Return all lines of the data in which the string "content" occurs.
START Listed entries
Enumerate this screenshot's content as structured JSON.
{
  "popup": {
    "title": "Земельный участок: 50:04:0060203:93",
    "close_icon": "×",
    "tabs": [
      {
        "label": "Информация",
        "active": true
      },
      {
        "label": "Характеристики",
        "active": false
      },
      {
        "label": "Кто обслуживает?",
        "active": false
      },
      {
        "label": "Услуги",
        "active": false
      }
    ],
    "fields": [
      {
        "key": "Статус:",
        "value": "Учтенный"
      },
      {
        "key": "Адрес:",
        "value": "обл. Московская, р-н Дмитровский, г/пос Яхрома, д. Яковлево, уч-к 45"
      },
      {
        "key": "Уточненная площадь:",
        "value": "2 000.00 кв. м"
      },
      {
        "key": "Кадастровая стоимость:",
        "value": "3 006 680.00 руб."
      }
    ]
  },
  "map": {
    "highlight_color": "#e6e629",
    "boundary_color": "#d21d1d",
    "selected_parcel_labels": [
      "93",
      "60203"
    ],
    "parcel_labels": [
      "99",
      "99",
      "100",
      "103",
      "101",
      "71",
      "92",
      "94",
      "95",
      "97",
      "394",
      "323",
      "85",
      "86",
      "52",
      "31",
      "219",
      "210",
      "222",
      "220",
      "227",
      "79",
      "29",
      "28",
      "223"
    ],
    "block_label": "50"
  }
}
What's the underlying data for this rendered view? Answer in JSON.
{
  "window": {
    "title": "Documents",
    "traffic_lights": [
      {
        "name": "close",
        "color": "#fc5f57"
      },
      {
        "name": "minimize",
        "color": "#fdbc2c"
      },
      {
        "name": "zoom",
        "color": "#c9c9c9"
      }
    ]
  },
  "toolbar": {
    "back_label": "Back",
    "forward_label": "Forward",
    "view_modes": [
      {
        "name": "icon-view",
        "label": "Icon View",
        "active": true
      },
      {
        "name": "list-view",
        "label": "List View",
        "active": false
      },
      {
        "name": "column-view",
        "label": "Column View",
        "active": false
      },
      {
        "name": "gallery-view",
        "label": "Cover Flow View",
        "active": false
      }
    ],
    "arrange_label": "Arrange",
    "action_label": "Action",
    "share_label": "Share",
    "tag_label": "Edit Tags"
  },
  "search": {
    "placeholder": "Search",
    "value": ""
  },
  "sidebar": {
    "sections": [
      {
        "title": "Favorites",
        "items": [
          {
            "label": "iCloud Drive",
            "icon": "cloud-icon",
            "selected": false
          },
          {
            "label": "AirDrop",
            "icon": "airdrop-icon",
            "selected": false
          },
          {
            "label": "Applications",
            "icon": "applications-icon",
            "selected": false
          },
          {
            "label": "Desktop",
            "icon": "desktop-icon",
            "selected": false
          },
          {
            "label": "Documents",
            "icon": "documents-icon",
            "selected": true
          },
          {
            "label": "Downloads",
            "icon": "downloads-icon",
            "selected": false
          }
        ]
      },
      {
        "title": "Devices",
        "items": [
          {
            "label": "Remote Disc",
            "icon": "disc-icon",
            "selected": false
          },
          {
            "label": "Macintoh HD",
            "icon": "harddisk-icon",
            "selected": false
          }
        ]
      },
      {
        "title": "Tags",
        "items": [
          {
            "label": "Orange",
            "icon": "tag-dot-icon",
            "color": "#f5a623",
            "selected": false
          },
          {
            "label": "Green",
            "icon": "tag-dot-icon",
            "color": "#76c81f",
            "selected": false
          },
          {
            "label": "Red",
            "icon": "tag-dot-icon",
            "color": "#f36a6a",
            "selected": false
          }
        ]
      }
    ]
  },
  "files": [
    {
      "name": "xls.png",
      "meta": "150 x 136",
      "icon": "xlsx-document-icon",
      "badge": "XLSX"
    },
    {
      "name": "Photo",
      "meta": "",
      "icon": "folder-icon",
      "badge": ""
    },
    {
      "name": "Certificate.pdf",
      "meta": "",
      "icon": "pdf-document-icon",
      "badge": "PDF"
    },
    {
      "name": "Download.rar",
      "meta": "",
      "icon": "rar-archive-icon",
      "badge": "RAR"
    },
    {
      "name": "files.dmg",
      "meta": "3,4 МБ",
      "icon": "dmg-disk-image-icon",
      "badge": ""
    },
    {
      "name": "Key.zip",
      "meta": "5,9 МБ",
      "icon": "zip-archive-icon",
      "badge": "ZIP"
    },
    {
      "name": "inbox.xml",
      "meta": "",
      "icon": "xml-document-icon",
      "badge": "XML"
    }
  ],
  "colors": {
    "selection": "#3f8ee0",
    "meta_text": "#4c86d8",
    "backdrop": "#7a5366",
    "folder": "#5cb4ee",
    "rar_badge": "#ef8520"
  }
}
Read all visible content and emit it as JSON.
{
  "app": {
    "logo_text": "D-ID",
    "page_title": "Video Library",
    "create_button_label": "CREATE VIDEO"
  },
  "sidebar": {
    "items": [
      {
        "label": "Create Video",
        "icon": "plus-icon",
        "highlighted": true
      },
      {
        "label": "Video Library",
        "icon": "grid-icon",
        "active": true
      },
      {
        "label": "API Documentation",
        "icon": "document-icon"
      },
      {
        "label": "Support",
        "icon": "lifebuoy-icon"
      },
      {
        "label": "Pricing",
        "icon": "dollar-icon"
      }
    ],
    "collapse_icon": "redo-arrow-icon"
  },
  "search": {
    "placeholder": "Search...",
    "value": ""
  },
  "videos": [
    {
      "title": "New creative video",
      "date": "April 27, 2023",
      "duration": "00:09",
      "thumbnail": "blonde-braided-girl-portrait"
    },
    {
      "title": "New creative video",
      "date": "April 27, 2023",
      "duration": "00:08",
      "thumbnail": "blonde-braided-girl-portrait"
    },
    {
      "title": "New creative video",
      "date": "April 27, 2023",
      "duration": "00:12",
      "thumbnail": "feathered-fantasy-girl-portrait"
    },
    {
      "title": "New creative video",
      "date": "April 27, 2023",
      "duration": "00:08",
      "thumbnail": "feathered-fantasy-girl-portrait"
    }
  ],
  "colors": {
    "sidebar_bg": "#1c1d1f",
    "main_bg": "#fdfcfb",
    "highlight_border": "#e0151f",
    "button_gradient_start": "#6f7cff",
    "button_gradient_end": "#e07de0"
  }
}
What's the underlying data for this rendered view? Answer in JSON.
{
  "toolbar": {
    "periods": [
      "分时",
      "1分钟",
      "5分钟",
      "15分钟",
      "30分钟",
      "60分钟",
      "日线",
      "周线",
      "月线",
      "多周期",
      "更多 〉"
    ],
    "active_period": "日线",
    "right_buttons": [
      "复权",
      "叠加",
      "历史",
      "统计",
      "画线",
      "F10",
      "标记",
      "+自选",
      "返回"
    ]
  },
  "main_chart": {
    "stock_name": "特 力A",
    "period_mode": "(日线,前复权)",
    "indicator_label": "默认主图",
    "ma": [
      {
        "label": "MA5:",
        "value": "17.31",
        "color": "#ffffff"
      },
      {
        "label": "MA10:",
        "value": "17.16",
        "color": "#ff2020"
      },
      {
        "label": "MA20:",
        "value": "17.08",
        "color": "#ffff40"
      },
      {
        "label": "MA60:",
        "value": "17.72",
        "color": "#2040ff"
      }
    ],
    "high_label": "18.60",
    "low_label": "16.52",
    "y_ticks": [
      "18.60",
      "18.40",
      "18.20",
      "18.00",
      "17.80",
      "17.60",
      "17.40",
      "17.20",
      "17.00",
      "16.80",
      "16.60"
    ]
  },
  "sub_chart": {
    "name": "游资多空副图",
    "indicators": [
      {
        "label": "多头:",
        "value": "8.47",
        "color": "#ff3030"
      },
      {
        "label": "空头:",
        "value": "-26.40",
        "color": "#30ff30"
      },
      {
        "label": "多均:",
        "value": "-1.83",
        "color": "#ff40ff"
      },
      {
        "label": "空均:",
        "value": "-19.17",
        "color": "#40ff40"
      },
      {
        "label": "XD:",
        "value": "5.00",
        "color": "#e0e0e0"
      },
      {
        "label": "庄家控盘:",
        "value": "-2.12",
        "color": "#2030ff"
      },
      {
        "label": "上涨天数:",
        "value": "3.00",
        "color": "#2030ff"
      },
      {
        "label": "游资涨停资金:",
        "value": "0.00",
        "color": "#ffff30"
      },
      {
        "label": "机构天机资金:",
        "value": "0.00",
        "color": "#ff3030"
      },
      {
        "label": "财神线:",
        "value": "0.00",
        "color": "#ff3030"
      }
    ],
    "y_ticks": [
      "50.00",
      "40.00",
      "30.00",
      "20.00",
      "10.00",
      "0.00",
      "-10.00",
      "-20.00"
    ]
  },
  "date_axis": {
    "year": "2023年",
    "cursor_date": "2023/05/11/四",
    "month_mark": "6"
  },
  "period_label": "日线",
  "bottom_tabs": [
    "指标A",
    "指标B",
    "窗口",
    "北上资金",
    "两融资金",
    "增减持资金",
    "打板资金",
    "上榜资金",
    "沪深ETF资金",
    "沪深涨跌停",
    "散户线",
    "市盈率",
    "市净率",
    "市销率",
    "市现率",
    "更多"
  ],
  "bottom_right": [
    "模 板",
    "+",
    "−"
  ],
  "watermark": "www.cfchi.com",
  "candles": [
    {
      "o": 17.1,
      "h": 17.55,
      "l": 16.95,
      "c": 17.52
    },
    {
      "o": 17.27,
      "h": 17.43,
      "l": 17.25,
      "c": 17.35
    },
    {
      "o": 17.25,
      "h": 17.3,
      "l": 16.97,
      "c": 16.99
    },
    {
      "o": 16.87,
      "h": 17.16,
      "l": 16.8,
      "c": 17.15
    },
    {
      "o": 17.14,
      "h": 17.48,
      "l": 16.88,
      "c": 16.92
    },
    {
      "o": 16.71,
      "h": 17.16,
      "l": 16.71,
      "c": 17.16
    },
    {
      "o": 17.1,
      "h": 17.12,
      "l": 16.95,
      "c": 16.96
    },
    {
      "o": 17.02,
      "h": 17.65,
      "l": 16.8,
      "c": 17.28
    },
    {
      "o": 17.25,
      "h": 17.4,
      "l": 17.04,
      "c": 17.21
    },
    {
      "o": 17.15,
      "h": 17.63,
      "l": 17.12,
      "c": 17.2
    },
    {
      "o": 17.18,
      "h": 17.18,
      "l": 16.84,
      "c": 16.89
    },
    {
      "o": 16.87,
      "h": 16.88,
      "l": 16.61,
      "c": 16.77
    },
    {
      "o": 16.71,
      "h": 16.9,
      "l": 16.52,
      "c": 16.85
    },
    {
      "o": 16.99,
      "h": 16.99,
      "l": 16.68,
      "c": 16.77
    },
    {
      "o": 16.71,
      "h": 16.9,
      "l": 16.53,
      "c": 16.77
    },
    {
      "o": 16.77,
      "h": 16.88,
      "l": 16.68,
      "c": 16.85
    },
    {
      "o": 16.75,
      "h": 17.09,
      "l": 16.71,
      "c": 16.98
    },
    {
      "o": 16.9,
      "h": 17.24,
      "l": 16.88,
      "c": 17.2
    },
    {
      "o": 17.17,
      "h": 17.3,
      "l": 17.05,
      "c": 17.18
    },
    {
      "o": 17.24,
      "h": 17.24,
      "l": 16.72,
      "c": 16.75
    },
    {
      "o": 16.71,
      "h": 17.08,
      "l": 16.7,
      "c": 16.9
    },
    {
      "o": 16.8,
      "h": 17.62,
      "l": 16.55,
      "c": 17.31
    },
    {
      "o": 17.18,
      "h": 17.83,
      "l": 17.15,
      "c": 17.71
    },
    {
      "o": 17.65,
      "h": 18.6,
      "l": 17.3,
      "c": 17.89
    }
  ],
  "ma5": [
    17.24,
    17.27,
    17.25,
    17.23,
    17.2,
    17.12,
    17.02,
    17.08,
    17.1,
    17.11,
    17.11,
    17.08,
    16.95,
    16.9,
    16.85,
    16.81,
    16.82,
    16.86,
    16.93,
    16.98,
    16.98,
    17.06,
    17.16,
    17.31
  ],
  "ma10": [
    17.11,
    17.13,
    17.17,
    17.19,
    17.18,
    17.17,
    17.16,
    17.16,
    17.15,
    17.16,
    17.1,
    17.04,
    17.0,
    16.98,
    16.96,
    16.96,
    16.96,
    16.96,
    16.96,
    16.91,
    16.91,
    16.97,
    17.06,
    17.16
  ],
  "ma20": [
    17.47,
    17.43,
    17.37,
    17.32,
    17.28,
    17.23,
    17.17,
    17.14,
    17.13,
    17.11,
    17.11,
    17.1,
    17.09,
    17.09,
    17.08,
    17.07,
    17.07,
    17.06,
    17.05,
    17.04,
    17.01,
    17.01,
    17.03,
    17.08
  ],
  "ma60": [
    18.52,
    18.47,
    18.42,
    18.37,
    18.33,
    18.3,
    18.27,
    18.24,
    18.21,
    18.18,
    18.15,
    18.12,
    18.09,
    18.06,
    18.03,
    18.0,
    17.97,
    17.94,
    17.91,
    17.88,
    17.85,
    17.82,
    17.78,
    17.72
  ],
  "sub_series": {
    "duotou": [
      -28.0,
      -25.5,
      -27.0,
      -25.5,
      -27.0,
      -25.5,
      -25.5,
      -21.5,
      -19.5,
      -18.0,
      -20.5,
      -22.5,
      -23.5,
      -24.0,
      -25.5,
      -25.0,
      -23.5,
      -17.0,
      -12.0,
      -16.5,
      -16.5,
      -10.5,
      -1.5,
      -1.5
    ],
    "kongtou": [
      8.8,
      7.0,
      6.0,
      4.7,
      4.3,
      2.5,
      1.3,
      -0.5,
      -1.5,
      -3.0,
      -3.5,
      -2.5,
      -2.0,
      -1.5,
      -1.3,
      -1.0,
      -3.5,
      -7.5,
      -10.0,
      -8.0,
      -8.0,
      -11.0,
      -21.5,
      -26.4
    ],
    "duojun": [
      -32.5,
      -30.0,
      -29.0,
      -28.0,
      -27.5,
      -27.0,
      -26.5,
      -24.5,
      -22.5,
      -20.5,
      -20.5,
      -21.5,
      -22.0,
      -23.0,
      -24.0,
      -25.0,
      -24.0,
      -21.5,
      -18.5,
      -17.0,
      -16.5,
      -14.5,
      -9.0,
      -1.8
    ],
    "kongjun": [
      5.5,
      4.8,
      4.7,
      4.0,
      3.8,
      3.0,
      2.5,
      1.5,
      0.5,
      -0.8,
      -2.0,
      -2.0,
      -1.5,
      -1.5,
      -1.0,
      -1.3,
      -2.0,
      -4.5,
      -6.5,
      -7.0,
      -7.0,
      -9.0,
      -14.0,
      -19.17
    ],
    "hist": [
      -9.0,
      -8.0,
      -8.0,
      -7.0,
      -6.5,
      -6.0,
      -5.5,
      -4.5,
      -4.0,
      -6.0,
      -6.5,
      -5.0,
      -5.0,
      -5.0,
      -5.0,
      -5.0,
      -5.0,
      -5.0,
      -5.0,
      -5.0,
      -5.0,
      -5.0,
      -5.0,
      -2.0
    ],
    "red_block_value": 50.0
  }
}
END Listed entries
* _Output of the task_
Enumerate this screenshot's content as structured JSON.
Read all visible content and emit it as JSON.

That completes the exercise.